REQUIRED ACTION:
A complete answer lists every line of the entries below where the string "with" appears.

Interface dataset entries:
= Beginning of Section =
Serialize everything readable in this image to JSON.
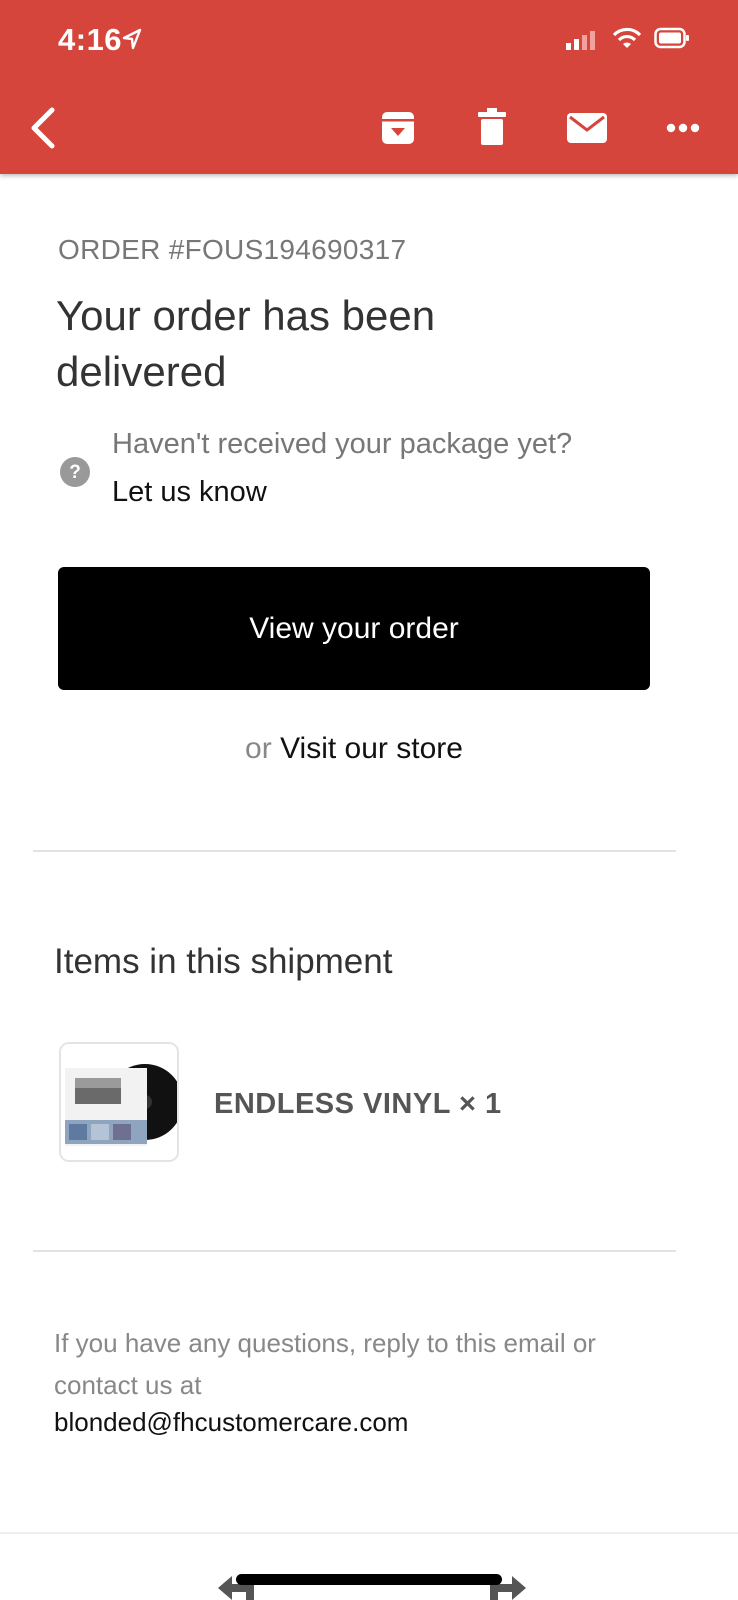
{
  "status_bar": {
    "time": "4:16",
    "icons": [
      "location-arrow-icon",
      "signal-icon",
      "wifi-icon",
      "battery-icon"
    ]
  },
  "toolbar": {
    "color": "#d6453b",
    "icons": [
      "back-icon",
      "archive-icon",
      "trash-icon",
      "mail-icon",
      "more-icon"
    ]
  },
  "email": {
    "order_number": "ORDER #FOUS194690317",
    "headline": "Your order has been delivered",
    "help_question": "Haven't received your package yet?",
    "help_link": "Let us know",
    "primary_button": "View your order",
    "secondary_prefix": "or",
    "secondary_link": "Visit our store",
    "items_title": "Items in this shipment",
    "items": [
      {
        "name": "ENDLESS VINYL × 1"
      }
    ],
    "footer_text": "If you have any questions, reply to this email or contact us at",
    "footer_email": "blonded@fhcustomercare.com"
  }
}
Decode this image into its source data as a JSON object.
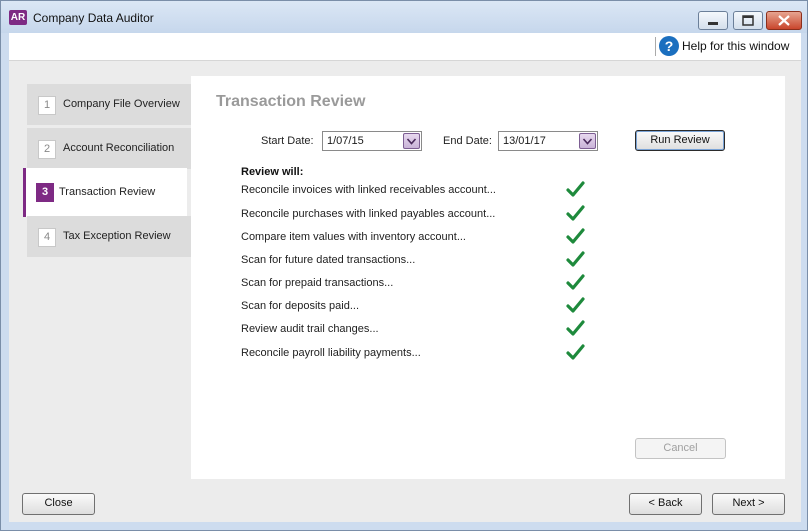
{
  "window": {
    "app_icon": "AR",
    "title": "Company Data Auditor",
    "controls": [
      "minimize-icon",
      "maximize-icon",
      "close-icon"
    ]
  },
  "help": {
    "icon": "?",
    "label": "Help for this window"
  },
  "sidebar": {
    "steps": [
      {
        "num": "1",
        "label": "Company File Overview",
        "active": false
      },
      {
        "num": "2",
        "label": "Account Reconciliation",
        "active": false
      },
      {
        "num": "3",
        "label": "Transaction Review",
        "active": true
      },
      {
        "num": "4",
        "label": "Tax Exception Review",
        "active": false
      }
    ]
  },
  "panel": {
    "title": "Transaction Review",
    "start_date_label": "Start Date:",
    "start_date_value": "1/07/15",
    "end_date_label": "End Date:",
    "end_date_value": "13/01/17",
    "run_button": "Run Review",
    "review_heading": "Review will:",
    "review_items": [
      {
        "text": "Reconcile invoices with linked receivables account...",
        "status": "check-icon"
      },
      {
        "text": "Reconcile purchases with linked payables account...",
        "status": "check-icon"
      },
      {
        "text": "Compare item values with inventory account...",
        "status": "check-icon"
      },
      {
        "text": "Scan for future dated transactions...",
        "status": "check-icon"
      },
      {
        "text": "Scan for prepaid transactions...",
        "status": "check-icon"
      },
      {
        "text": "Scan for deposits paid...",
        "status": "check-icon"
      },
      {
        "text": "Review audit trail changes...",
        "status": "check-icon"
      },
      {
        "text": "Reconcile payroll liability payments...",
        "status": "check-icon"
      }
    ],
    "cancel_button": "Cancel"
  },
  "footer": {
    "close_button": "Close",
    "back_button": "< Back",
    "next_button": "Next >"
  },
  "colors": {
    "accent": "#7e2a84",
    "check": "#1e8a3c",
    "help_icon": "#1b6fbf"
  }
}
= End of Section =
TASK RESPONSE:
        "text": "Reconcile invoices with linked receivables account...",
        "text": "Reconcile purchases with linked payables account...",
        "text": "Compare item values with inventory account...",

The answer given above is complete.